WHAT YOU ARE ASKED TO DO.
Go through the entries below and collect each line with the string "title" in it.

INPUT RECORDS.
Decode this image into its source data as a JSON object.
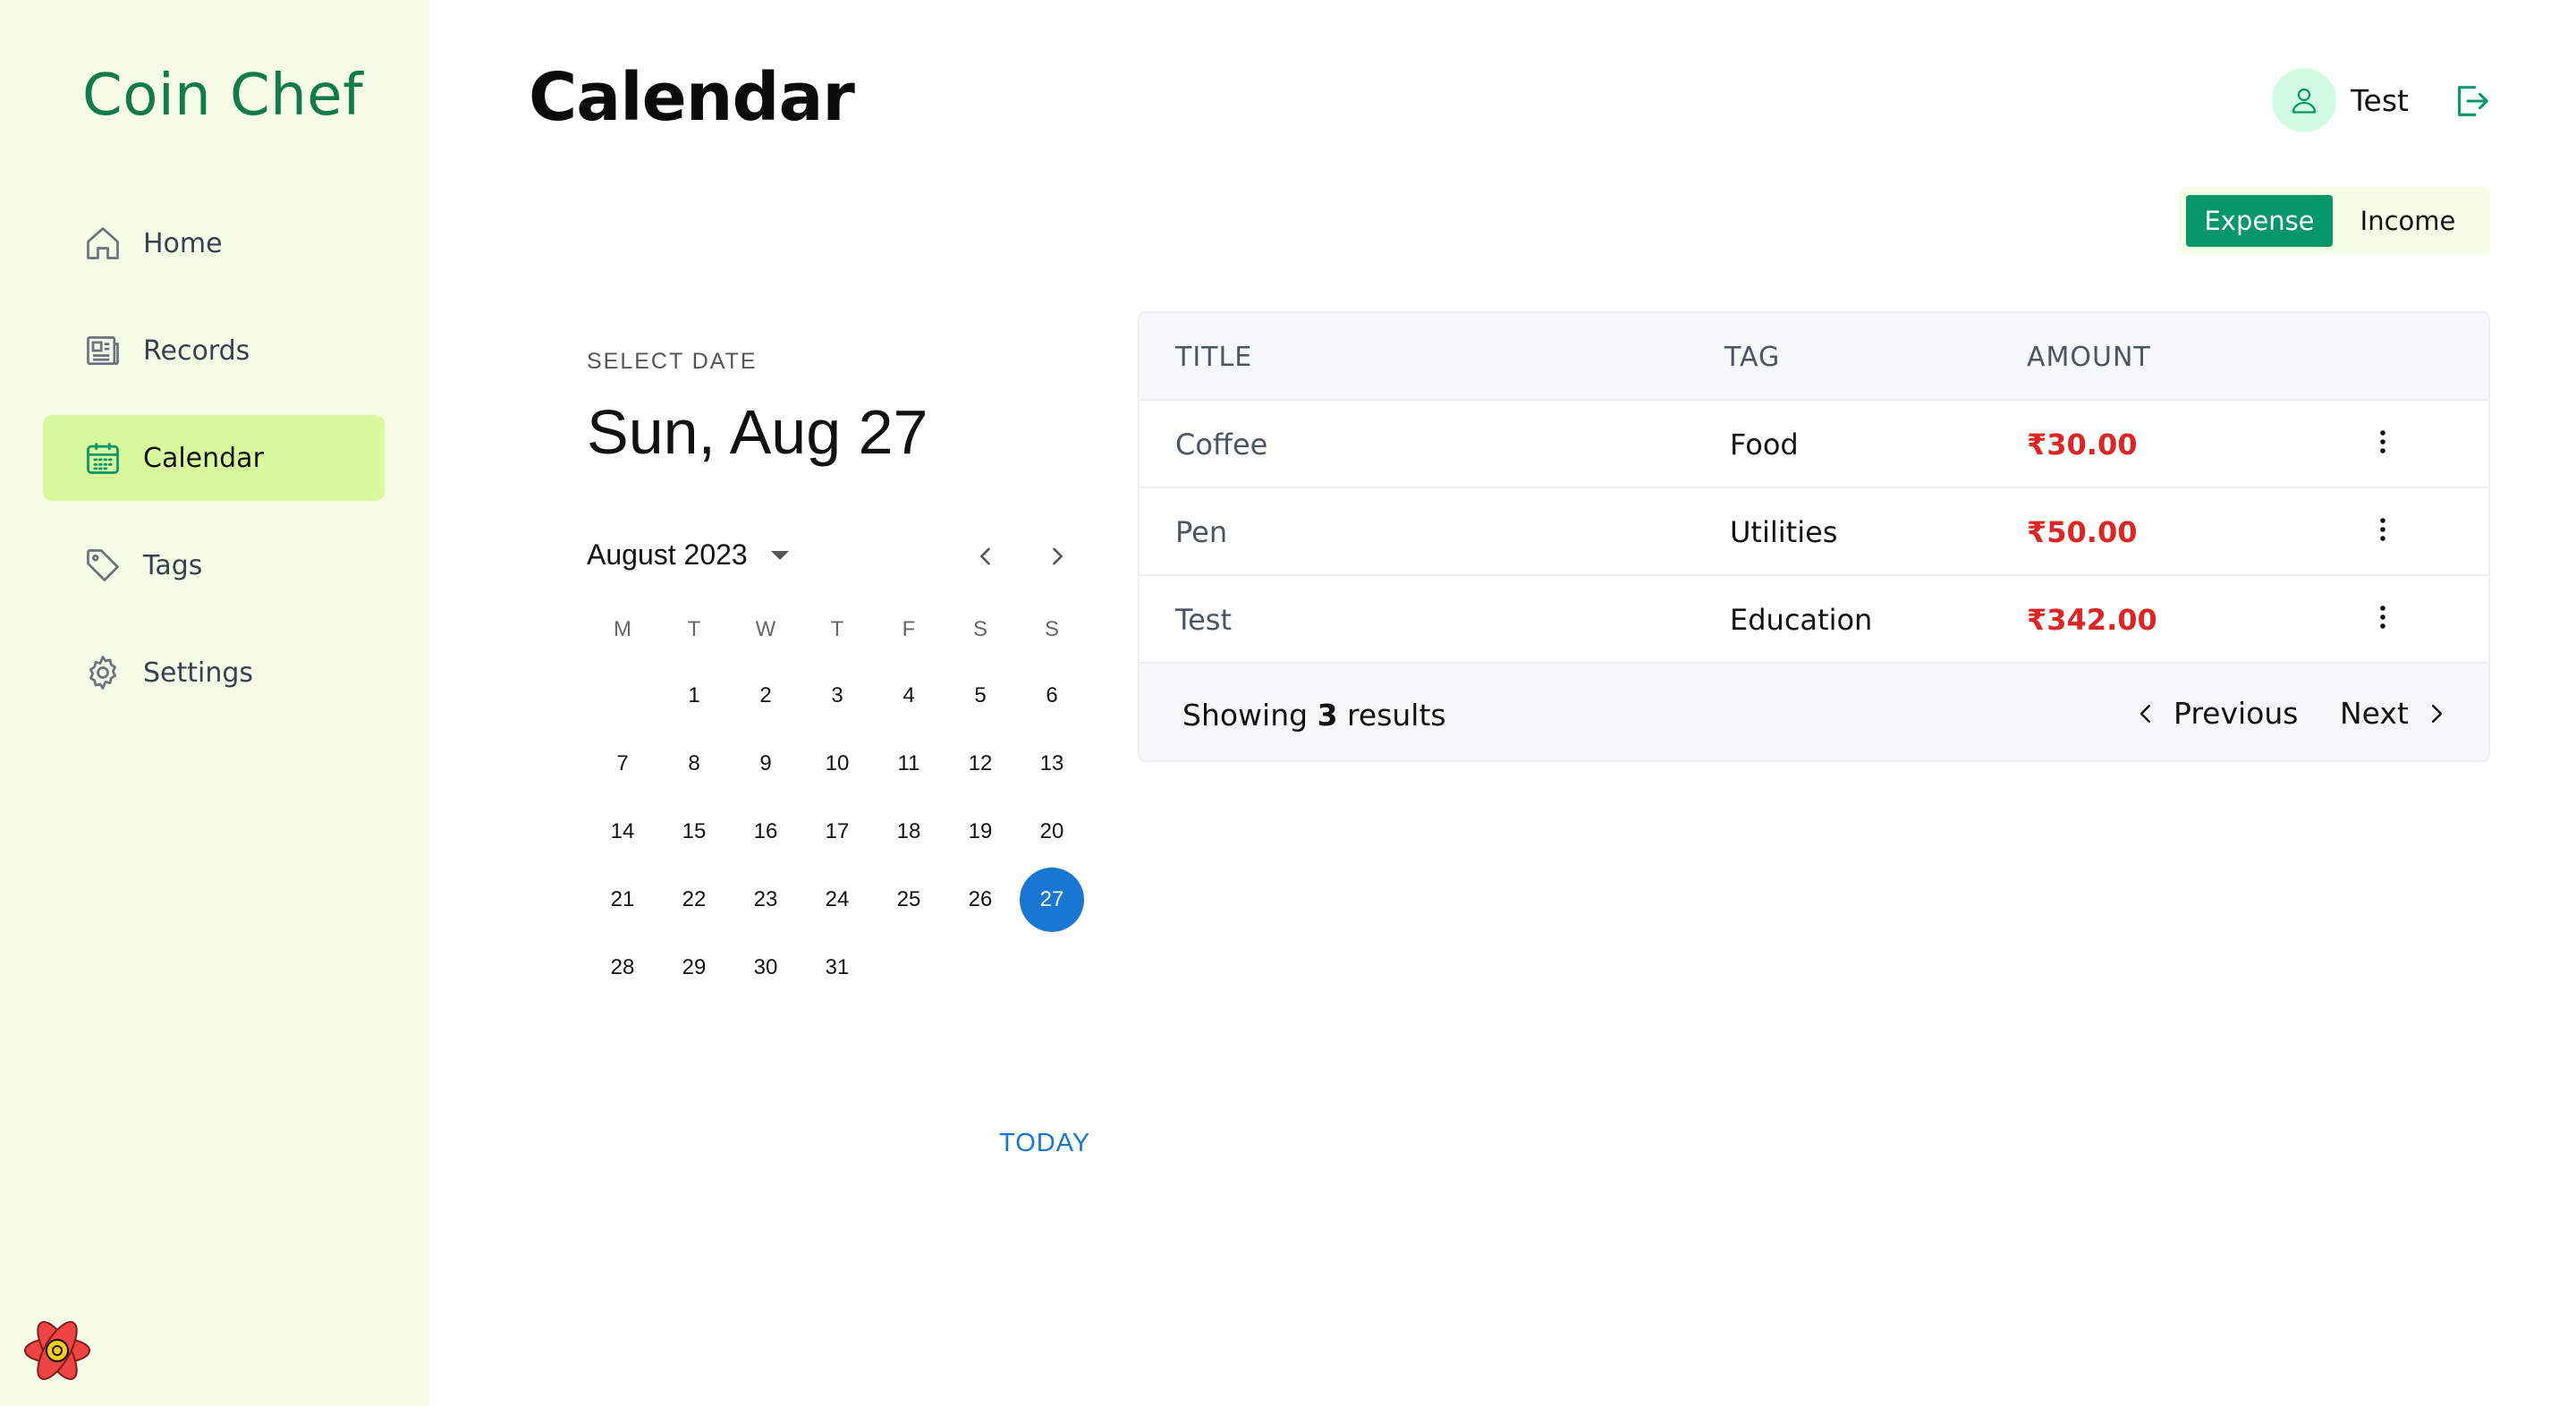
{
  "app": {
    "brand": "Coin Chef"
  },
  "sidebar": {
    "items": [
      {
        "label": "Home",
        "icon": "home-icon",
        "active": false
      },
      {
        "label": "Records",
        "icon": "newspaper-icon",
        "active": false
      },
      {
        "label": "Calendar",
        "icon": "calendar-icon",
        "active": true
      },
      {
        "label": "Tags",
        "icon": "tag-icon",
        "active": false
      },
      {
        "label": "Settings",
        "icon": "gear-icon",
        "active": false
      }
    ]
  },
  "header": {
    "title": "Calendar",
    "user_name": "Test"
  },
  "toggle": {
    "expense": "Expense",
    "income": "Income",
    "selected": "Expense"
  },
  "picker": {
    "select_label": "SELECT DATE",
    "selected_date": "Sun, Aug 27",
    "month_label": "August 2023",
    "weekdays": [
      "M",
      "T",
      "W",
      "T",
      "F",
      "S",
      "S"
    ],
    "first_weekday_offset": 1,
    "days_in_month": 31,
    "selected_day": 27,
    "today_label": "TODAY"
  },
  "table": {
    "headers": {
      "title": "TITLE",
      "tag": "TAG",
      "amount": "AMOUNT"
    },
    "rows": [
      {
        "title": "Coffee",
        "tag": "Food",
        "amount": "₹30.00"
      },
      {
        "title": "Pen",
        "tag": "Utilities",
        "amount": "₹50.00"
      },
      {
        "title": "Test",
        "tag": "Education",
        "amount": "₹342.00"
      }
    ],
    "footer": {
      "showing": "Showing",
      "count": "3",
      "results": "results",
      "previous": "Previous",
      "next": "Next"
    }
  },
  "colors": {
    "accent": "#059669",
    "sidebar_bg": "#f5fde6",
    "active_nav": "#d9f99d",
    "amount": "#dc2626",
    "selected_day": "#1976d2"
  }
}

YOUR SOLUTION.
    "title": "Calendar",
      "title": "TITLE",
        "title": "Coffee",
        "title": "Pen",
        "title": "Test",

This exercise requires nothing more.